Dataset records Start Marker

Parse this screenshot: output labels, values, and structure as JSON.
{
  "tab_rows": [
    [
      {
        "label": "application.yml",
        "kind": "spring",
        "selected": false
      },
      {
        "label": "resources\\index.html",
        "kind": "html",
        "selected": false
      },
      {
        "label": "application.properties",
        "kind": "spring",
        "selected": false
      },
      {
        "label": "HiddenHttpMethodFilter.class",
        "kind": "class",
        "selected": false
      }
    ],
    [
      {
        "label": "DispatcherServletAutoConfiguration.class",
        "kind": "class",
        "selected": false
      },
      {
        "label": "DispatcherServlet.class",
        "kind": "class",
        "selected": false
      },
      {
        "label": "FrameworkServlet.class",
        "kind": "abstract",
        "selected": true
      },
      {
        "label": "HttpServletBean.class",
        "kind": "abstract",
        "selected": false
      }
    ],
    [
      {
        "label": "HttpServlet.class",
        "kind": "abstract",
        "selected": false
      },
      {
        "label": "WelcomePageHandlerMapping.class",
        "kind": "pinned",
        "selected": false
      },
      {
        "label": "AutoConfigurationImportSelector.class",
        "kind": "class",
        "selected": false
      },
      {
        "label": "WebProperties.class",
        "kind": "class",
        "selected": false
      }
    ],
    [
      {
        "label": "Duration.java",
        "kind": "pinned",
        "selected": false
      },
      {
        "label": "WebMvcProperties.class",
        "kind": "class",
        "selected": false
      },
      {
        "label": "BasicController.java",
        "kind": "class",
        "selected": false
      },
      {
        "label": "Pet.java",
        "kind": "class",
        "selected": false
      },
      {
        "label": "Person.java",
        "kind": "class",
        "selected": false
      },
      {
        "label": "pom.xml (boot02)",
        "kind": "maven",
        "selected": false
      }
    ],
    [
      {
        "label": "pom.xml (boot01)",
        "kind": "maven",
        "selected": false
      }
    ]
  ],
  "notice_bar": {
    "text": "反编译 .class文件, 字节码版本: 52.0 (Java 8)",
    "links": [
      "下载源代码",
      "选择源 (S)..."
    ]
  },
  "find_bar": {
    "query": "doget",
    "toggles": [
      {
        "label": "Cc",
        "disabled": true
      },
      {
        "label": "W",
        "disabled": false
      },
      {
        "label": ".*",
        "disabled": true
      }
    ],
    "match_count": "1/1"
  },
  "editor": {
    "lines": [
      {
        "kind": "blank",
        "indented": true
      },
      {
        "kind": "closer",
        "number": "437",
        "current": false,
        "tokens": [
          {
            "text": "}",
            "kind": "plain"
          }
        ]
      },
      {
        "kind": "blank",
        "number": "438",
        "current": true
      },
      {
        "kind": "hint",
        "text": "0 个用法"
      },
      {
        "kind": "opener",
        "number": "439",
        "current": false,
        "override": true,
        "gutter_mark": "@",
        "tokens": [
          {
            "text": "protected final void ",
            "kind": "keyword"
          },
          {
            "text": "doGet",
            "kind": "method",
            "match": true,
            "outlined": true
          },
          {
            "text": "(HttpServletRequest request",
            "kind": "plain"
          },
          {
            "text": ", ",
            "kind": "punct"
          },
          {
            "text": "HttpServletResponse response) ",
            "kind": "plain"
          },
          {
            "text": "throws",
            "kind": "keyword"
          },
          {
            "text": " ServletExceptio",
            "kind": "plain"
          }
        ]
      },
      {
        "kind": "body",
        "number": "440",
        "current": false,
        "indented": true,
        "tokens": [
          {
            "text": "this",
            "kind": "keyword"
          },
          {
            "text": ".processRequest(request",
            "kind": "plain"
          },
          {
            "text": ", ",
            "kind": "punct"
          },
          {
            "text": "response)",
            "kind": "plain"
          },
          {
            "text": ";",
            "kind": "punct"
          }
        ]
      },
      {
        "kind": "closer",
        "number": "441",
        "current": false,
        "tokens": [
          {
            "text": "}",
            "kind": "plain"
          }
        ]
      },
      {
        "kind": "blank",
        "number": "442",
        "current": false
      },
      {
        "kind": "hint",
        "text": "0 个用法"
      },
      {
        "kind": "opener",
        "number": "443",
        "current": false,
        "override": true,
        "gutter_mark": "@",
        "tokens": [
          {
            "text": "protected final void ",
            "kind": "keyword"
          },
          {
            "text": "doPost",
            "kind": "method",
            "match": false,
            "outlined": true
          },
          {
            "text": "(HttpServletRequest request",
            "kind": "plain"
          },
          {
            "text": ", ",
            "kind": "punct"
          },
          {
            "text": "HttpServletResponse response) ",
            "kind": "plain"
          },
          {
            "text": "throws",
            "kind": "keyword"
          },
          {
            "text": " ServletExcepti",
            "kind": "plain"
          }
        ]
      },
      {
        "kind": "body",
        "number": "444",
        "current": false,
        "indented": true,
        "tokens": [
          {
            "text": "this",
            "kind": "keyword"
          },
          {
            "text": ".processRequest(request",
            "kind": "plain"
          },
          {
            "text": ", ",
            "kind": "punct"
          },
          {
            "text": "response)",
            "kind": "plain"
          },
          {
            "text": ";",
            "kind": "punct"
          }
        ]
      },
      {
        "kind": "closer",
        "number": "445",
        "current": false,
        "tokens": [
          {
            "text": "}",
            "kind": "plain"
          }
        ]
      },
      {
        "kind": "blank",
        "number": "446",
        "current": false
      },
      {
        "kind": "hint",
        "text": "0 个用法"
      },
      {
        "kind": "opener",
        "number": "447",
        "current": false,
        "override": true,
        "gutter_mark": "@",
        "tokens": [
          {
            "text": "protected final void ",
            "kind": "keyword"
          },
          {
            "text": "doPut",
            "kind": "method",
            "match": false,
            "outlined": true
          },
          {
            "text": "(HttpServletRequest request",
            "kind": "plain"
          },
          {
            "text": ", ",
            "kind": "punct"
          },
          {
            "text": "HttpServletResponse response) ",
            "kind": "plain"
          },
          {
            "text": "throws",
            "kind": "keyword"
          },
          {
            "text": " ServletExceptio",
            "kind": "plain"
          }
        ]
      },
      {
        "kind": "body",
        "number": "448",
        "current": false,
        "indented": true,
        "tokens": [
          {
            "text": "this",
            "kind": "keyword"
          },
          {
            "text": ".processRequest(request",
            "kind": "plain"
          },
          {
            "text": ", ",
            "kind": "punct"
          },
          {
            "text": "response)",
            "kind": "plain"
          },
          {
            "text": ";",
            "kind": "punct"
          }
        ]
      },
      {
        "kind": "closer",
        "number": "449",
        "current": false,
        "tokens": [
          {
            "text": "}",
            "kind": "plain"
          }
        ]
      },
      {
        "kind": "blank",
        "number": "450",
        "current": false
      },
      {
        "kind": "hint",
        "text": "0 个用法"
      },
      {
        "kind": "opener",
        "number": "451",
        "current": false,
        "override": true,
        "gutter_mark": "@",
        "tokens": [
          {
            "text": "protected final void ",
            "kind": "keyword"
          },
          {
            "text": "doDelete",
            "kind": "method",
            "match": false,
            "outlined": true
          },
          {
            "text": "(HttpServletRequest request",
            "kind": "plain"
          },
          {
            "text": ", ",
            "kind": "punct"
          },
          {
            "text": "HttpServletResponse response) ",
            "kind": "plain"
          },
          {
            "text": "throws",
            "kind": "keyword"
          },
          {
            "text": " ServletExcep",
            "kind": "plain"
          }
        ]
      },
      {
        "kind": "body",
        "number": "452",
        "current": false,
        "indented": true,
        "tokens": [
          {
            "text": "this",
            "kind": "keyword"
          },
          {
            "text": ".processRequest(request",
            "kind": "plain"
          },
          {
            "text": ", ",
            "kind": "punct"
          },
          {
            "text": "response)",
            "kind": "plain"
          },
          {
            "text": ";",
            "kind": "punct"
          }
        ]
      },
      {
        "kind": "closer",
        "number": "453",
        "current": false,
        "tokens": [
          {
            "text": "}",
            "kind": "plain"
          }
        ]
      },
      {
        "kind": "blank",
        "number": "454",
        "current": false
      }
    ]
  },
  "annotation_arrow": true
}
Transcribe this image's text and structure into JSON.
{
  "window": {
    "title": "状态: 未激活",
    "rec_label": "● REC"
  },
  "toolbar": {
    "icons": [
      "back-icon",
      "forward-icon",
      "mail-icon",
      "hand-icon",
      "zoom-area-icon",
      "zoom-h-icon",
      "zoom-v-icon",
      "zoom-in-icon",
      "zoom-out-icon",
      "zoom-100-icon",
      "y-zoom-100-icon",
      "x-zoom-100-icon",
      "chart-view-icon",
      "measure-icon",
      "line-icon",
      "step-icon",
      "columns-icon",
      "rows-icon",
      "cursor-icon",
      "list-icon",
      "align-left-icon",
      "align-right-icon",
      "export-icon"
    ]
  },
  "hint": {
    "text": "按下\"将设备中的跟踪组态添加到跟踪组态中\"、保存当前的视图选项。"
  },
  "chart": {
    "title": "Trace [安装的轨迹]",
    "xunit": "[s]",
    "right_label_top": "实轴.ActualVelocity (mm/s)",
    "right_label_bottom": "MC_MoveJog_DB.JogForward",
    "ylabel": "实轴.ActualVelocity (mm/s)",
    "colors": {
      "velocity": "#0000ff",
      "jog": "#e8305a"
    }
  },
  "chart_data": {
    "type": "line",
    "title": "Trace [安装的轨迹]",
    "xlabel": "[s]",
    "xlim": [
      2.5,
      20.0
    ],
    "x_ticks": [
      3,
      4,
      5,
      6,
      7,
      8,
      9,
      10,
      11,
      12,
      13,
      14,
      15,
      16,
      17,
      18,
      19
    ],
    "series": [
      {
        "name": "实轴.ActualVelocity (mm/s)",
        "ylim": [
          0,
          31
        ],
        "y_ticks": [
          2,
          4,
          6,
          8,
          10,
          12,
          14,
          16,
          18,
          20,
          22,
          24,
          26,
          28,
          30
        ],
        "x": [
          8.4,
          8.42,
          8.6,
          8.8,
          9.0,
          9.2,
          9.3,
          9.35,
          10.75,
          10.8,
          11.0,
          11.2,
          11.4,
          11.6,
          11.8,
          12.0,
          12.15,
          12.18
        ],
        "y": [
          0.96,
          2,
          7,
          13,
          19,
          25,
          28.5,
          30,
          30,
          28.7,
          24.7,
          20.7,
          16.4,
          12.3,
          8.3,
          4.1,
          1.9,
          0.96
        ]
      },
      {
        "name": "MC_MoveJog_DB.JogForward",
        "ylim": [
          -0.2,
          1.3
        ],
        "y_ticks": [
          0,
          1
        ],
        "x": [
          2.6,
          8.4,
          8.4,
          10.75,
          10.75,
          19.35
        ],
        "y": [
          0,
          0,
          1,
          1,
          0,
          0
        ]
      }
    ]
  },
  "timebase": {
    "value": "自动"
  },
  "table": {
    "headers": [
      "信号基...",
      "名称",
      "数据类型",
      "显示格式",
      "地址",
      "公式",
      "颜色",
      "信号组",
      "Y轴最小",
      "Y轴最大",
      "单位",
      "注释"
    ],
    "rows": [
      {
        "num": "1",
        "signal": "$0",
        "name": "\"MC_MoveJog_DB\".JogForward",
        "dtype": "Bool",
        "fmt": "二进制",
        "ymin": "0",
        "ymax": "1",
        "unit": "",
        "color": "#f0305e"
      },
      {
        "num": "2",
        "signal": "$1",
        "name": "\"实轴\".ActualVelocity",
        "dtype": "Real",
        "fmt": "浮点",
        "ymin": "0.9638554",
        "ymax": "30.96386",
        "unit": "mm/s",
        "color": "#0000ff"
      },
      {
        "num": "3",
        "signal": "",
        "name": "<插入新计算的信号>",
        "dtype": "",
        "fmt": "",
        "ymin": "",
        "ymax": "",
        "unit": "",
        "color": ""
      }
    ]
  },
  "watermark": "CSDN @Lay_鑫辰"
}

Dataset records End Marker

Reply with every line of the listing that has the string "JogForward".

    "right_label_bottom": "MC_MoveJog_DB.JogForward",
        "name": "MC_MoveJog_DB.JogForward",
        "name": "\"MC_MoveJog_DB\".JogForward",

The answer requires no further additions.